The pain won’t go away and for that I have dedicated my life to try to eliminate sexual violence in the United States Coast Guard and within the Department of Defense.  I don’t want my shipmates, my comrades, and my brothers and sisters-in-arms to suffer through in ways that I did. As founder and Director of the Military Rape Crisis Center I wish that such an organization did not exist. I wish that rape in the military were not an issue. Since it is I vow to make sure that I at least give my shipmates the support that is needed after an assault.

Throughout the six-years I have met many strong and brave men and women that also served their country only to find that the biggest enemy was from their fellow soldiers/shipmates. They understand the pain of betrayal. They understand the fear associated with watching the military set free their rapist.

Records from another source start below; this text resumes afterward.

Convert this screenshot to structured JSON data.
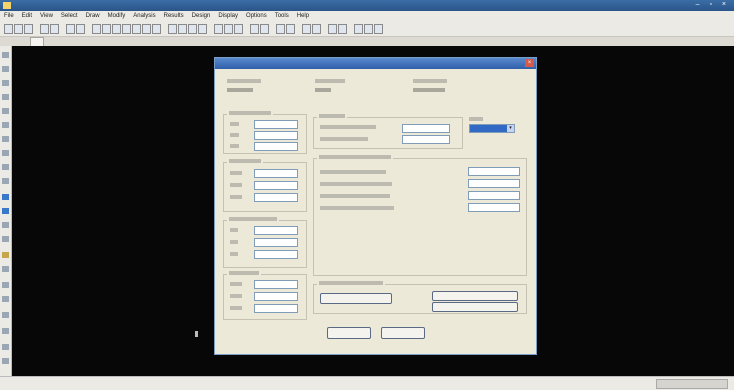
{
  "window": {
    "title": ""
  },
  "menu": [
    "File",
    "Edit",
    "View",
    "Select",
    "Draw",
    "Modify",
    "Analysis",
    "Results",
    "Design",
    "Display",
    "Options",
    "Tools",
    "Help"
  ],
  "tab": {
    "label": ""
  },
  "dialog": {
    "title": "",
    "close": "×",
    "ok": "",
    "cancel": ""
  },
  "colors": {
    "canvas": "#070707",
    "dialog": "#ece9d8",
    "titlebar": "#2e5fa8",
    "selection": "#316ac5"
  }
}
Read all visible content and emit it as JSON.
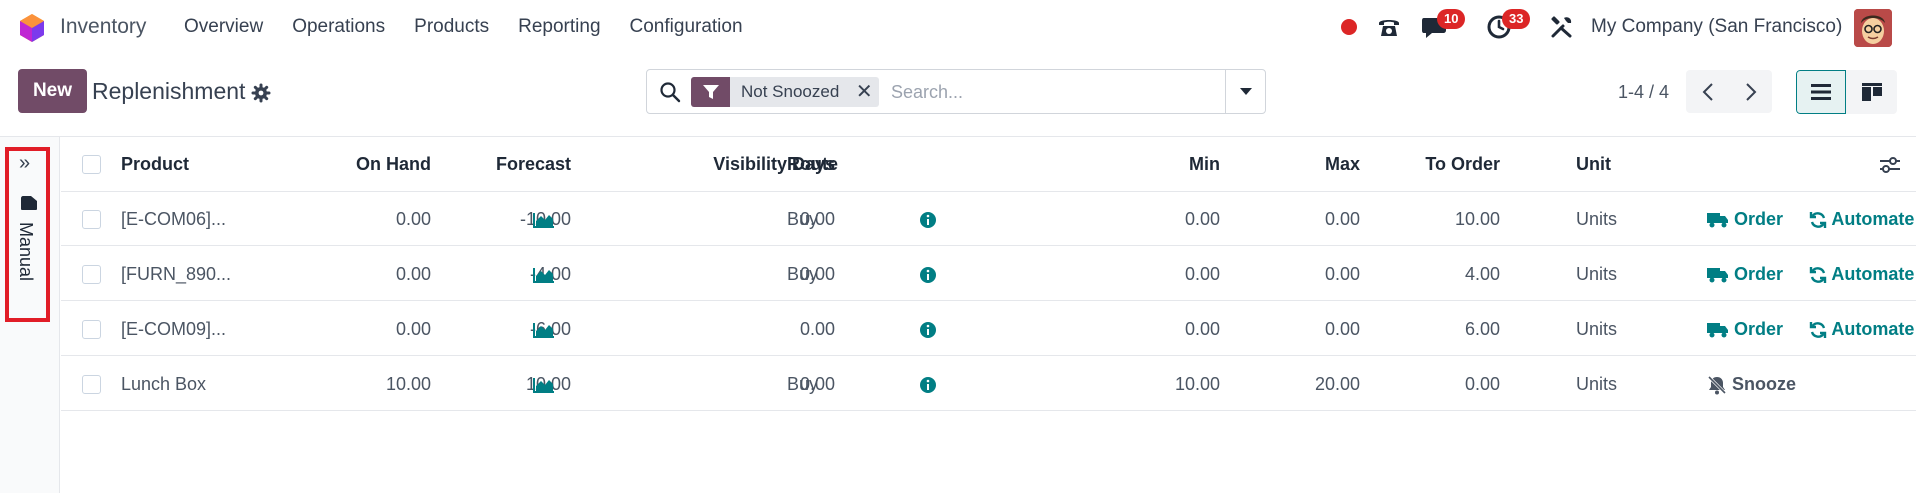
{
  "navbar": {
    "app_name": "Inventory",
    "menu": [
      "Overview",
      "Operations",
      "Products",
      "Reporting",
      "Configuration"
    ],
    "chat_badge": "10",
    "activity_badge": "33",
    "company": "My Company (San Francisco)"
  },
  "control": {
    "new_label": "New",
    "title": "Replenishment",
    "facet_label": "Not Snoozed",
    "search_placeholder": "Search...",
    "pager": "1-4 / 4"
  },
  "side_panel": {
    "label": "Manual"
  },
  "table": {
    "columns": {
      "product": "Product",
      "on_hand": "On Hand",
      "forecast": "Forecast",
      "visibility_days": "Visibility Days",
      "route": "Route",
      "min": "Min",
      "max": "Max",
      "to_order": "To Order",
      "unit": "Unit"
    },
    "rows": [
      {
        "product": "[E-COM06]...",
        "on_hand": "0.00",
        "forecast": "-10.00",
        "visibility_days": "0.00",
        "route": "Buy",
        "min": "0.00",
        "max": "0.00",
        "to_order": "10.00",
        "unit": "Units",
        "action": "Order",
        "automate": "Automate"
      },
      {
        "product": "[FURN_890...",
        "on_hand": "0.00",
        "forecast": "-4.00",
        "visibility_days": "0.00",
        "route": "Buy",
        "min": "0.00",
        "max": "0.00",
        "to_order": "4.00",
        "unit": "Units",
        "action": "Order",
        "automate": "Automate"
      },
      {
        "product": "[E-COM09]...",
        "on_hand": "0.00",
        "forecast": "-6.00",
        "visibility_days": "0.00",
        "route": "",
        "min": "0.00",
        "max": "0.00",
        "to_order": "6.00",
        "unit": "Units",
        "action": "Order",
        "automate": "Automate"
      },
      {
        "product": "Lunch Box",
        "on_hand": "10.00",
        "forecast": "10.00",
        "visibility_days": "0.00",
        "route": "Buy",
        "min": "10.00",
        "max": "20.00",
        "to_order": "0.00",
        "unit": "Units",
        "action": "Snooze"
      }
    ]
  },
  "colors": {
    "brand": "#714B67",
    "accent": "#017e84",
    "badge": "#dc2626",
    "highlight_box": "#e11d27"
  }
}
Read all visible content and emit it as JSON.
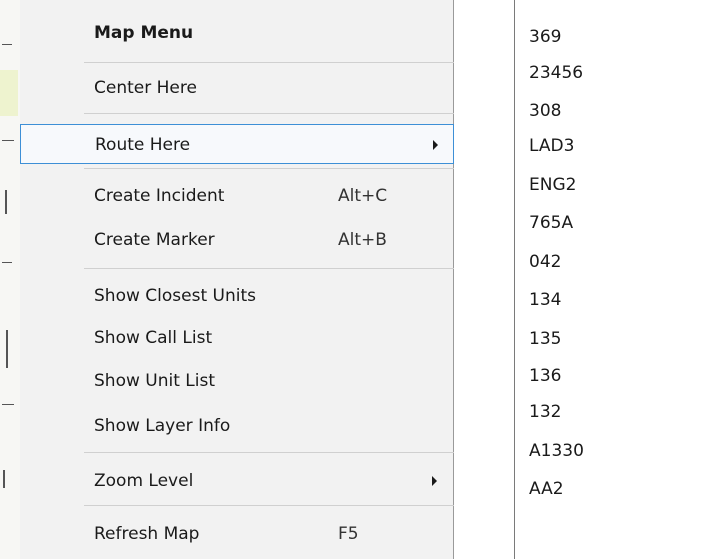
{
  "map_menu": {
    "header": "Map Menu",
    "items": [
      {
        "label": "Center Here",
        "shortcut": ""
      },
      {
        "label": "Route Here",
        "shortcut": ""
      },
      {
        "label": "Create Incident",
        "shortcut": "Alt+C"
      },
      {
        "label": "Create Marker",
        "shortcut": "Alt+B"
      },
      {
        "label": "Show Closest Units",
        "shortcut": ""
      },
      {
        "label": "Show Call List",
        "shortcut": ""
      },
      {
        "label": "Show Unit List",
        "shortcut": ""
      },
      {
        "label": "Show Layer Info",
        "shortcut": ""
      },
      {
        "label": "Zoom Level",
        "shortcut": ""
      },
      {
        "label": "Refresh Map",
        "shortcut": "F5"
      }
    ],
    "submenu_arrow_icon": "chevron-right-icon",
    "highlight_color": "#3d8fd6"
  },
  "unit_list": {
    "items": [
      "369",
      "23456",
      "308",
      "LAD3",
      "ENG2",
      "765A",
      "042",
      "134",
      "135",
      "136",
      "132",
      "A1330",
      "AA2"
    ]
  }
}
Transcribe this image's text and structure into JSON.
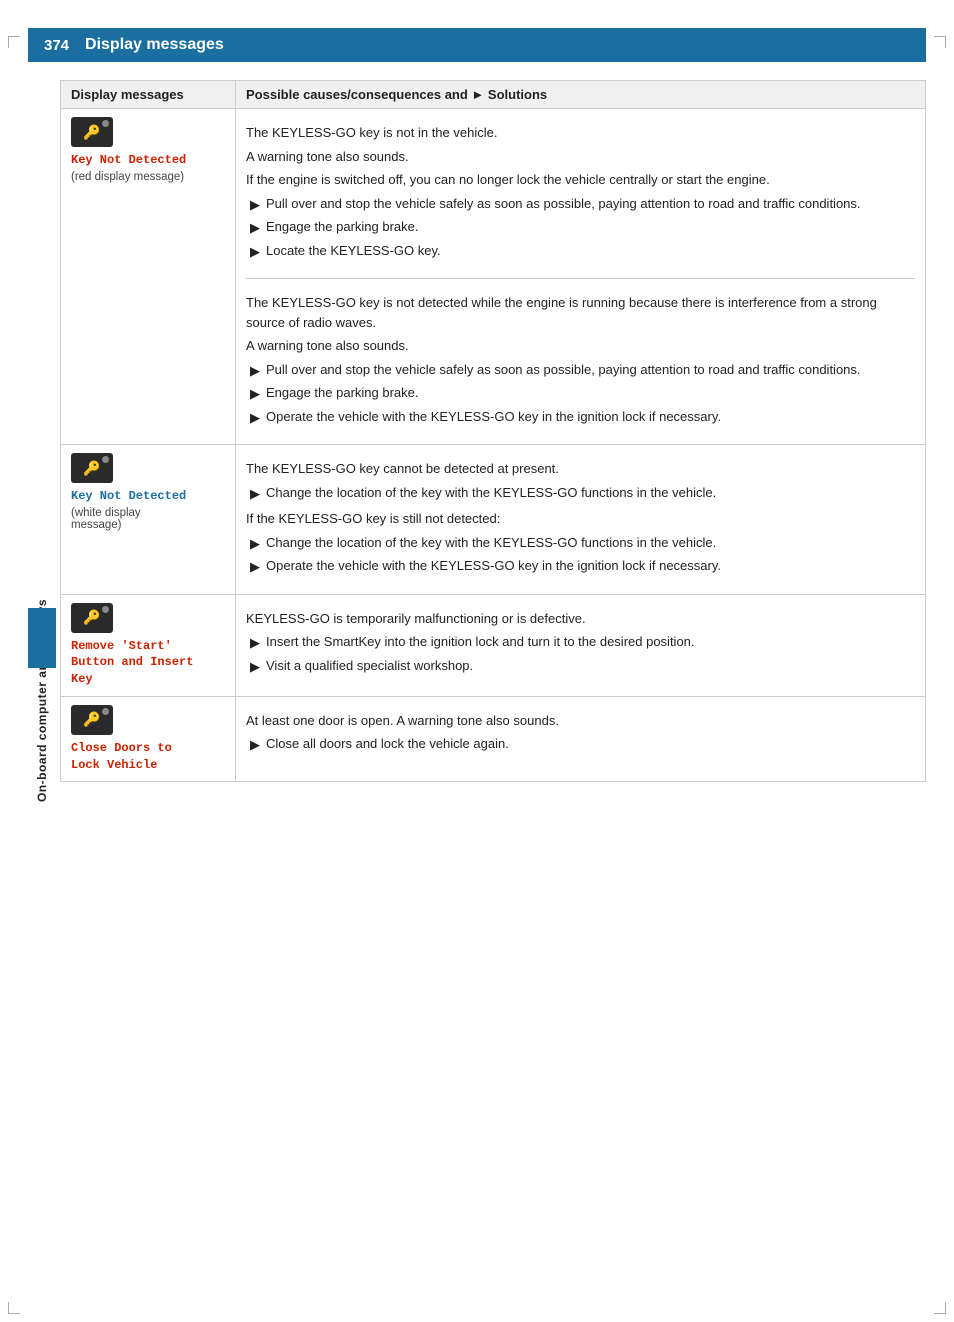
{
  "page": {
    "number": "374",
    "title": "Display messages",
    "sidebar_label": "On-board computer and displays"
  },
  "table": {
    "col1_header": "Display messages",
    "col2_header": "Possible causes/consequences and ► Solutions",
    "rows": [
      {
        "id": "row1",
        "display_message": "Key Not Detected",
        "display_caption": "(red display message)",
        "message_color": "red",
        "sections": [
          {
            "id": "sec1a",
            "intro_lines": [
              "The KEYLESS-GO key is not in the vehicle.",
              "A warning tone also sounds.",
              "If the engine is switched off, you can no longer lock the vehicle centrally or start the engine."
            ],
            "bullets": [
              "Pull over and stop the vehicle safely as soon as possible, paying attention to road and traffic conditions.",
              "Engage the parking brake.",
              "Locate the KEYLESS-GO key."
            ]
          },
          {
            "id": "sec1b",
            "intro_lines": [
              "The KEYLESS-GO key is not detected while the engine is running because there is interference from a strong source of radio waves.",
              "A warning tone also sounds."
            ],
            "bullets": [
              "Pull over and stop the vehicle safely as soon as possible, paying attention to road and traffic conditions.",
              "Engage the parking brake.",
              "Operate the vehicle with the KEYLESS-GO key in the ignition lock if necessary."
            ]
          }
        ]
      },
      {
        "id": "row2",
        "display_message": "Key Not Detected",
        "display_caption": "(white display\nmessage)",
        "message_color": "white",
        "sections": [
          {
            "id": "sec2a",
            "intro_lines": [
              "The KEYLESS-GO key cannot be detected at present."
            ],
            "bullets": [
              "Change the location of the key with the KEYLESS-GO functions in the vehicle."
            ],
            "after_bullets_intro": "If the KEYLESS-GO key is still not detected:",
            "after_bullets": [
              "Change the location of the key with the KEYLESS-GO functions in the vehicle.",
              "Operate the vehicle with the KEYLESS-GO key in the ignition lock if necessary."
            ]
          }
        ]
      },
      {
        "id": "row3",
        "display_message": "Remove 'Start'\nButton and Insert\nKey",
        "display_caption": "",
        "message_color": "red",
        "sections": [
          {
            "id": "sec3a",
            "intro_lines": [
              "KEYLESS-GO is temporarily malfunctioning or is defective."
            ],
            "bullets": [
              "Insert the SmartKey into the ignition lock and turn it to the desired position.",
              "Visit a qualified specialist workshop."
            ]
          }
        ]
      },
      {
        "id": "row4",
        "display_message": "Close Doors to\nLock Vehicle",
        "display_caption": "",
        "message_color": "red",
        "sections": [
          {
            "id": "sec4a",
            "intro_lines": [
              "At least one door is open. A warning tone also sounds."
            ],
            "bullets": [
              "Close all doors and lock the vehicle again."
            ]
          }
        ]
      }
    ]
  }
}
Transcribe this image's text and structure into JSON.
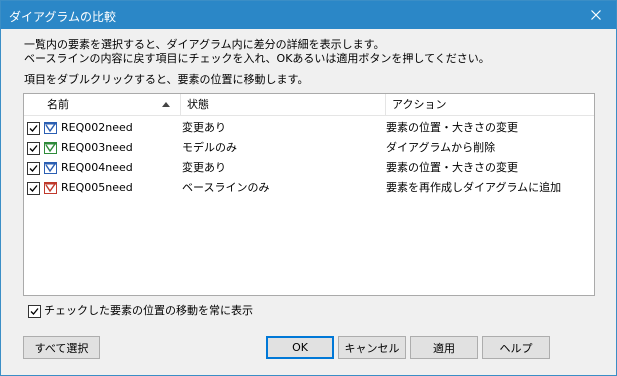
{
  "window": {
    "title": "ダイアグラムの比較",
    "close_icon": "close-icon"
  },
  "instructions": {
    "line1": "一覧内の要素を選択すると、ダイアグラム内に差分の詳細を表示します。",
    "line2": "ベースラインの内容に戻す項目にチェックを入れ、OKあるいは適用ボタンを押してください。",
    "line3": "項目をダブルクリックすると、要素の位置に移動します。"
  },
  "list": {
    "columns": [
      "名前",
      "状態",
      "アクション"
    ],
    "sorted_column": "名前",
    "rows": [
      {
        "checked": true,
        "icon": "element-icon-blue",
        "name": "REQ002need",
        "status": "変更あり",
        "action": "要素の位置・大きさの変更"
      },
      {
        "checked": true,
        "icon": "element-icon-green",
        "name": "REQ003need",
        "status": "モデルのみ",
        "action": "ダイアグラムから削除"
      },
      {
        "checked": true,
        "icon": "element-icon-blue",
        "name": "REQ004need",
        "status": "変更あり",
        "action": "要素の位置・大きさの変更"
      },
      {
        "checked": true,
        "icon": "element-icon-red",
        "name": "REQ005need",
        "status": "ベースラインのみ",
        "action": "要素を再作成しダイアグラムに追加"
      }
    ]
  },
  "options": {
    "always_show_label": "チェックした要素の位置の移動を常に表示",
    "always_show_checked": true
  },
  "buttons": {
    "select_all": "すべて選択",
    "ok": "OK",
    "cancel": "キャンセル",
    "apply": "適用",
    "help": "ヘルプ"
  },
  "colors": {
    "titlebar": "#2b87c7",
    "dialog_bg": "#f0f0f0",
    "accent": "#0078d7"
  }
}
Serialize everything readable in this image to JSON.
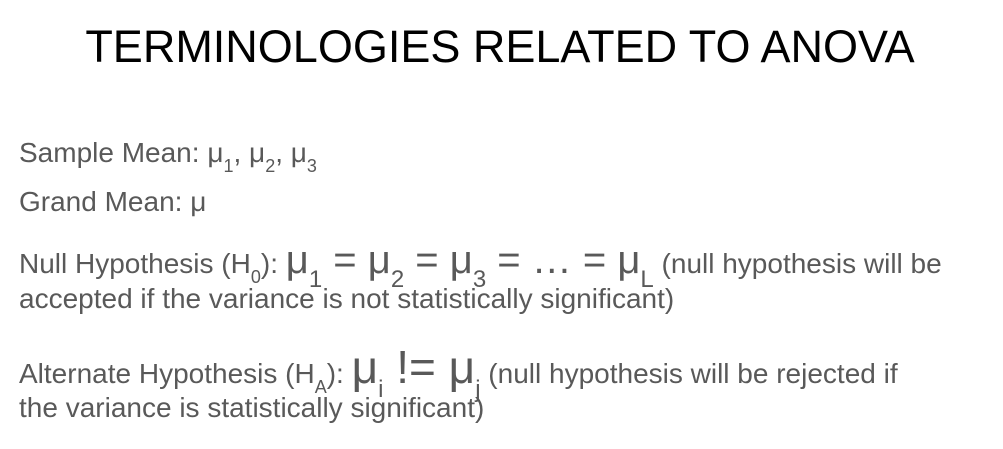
{
  "title": "TERMINOLOGIES RELATED TO ANOVA",
  "sample_mean": {
    "label": "Sample Mean: ",
    "symbol": "μ",
    "subs": [
      "1",
      "2",
      "3"
    ],
    "sep": ", "
  },
  "grand_mean": {
    "label": "Grand Mean: μ"
  },
  "null_hypothesis": {
    "label_prefix": "Null Hypothesis (H",
    "label_sub": "0",
    "label_suffix": "): ",
    "mu": "μ",
    "eq": " = ",
    "subs": [
      "1",
      "2",
      "3",
      "L"
    ],
    "ellipsis": "…",
    "note_line1": " (null hypothesis will be",
    "note_line2": "accepted if the variance is not statistically significant)"
  },
  "alternate_hypothesis": {
    "label_prefix": "Alternate Hypothesis (H",
    "label_sub": "A",
    "label_suffix": "): ",
    "mu": "μ",
    "neq": " != ",
    "sub_i": "i",
    "sub_j": "j",
    "note_line1": " (null hypothesis will be rejected if",
    "note_line2": "the variance is statistically significant)"
  }
}
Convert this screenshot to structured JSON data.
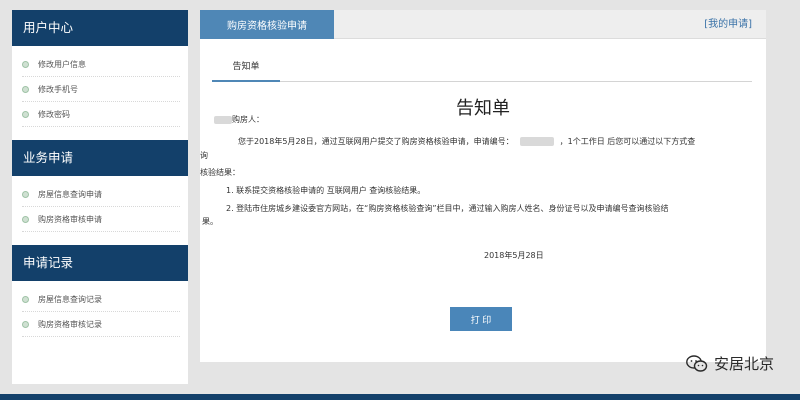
{
  "sidebar": {
    "sections": [
      {
        "title": "用户中心",
        "items": [
          "修改用户信息",
          "修改手机号",
          "修改密码"
        ]
      },
      {
        "title": "业务申请",
        "items": [
          "房屋信息查询申请",
          "购房资格审核申请"
        ]
      },
      {
        "title": "申请记录",
        "items": [
          "房屋信息查询记录",
          "购房资格审核记录"
        ]
      }
    ]
  },
  "header": {
    "active_tab": "购房资格核验申请",
    "my_apply_link": "[我的申请]"
  },
  "subtab": "告知单",
  "notice": {
    "title": "告知单",
    "salutation": "购房人：",
    "line1_a": "您于2018年5月28日，通过互联网用户提交了购房资格核验申请，申请编号：",
    "line1_b": "，1个工作日 后您可以通过以下方式查",
    "line2": "询",
    "line3": "核验结果：",
    "item1": "1. 联系提交资格核验申请的 互联网用户 查询核验结果。",
    "item2_a": "2. 登陆市住房城乡建设委官方网站，在“购房资格核验查询”栏目中，通过输入购房人姓名、身份证号以及申请编号查询核验结",
    "item2_b": "果。",
    "date": "2018年5月28日"
  },
  "print_button": "打 印",
  "watermark": "安居北京",
  "colors": {
    "sidebar_header": "#13406a",
    "tab_active": "#4f87b6",
    "button": "#4a86b9",
    "link": "#3b73a8"
  }
}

Some of these men and women I now consider my best friends, closer than even family. I wish that I had never met these men and women. I wish that they were never raped. I wish tomorrow that a Memorial wouldn’t be dedicated in their honor. I wish that such a Memorial was not needed.

I wish that I can say things improved within the United States Coast Guard and DoD. I wish that I can say that the Coast Guard and DoD are striving to eliminate a culture that allows rapes and later punish the survivor for being raped. I wish that I could say that 6 years later that progress is being made. Progress is not being made. Little, if any, improvement has been made within the military that actually benefit survivors of Military Sexual Trauma.

However, sometimes wishes do come true. I wished for my cries to be heard. It did. For that I am eternally grateful to Congresswoman Jackie Speier (CA-D), Congresswoman Niki Tsongas (MA-D) and for every journalist that dared to touch on the topic of Military Sexual Trauma for listening to survivors and for believing us and in us. For that thank you so much. We all thank you. Thank you for being our voice.

With me I carry a photo of a shipmate of mine. A woman that I first met at basic training and ran into her again after we were both transferred to Coast Guard Boston. This woman at basic training was so full of life and happiness at basic training. When I met her again in Boston pain and sadness took over her. Like me, she too reported a sex crime and was transferred to Coast Guard Boston. She did not make it. At the age of 24 she passed away as a direct result of the crime done to her while serving in the U.S Coast Guard. Her perpetrator was never prosecuted. For her and the many other departed victims and survivors of Military Sexual Trauma, tomorrow on Military Sexual Trauma Awareness Day a memorial would be dedicated in our honor.

The Memorial Garden is in Garfield Garden Park (northwest corner of Garfield and 6th Street in Phoenix). Ceremony begins at 6:30 p.m on May 30, 2012.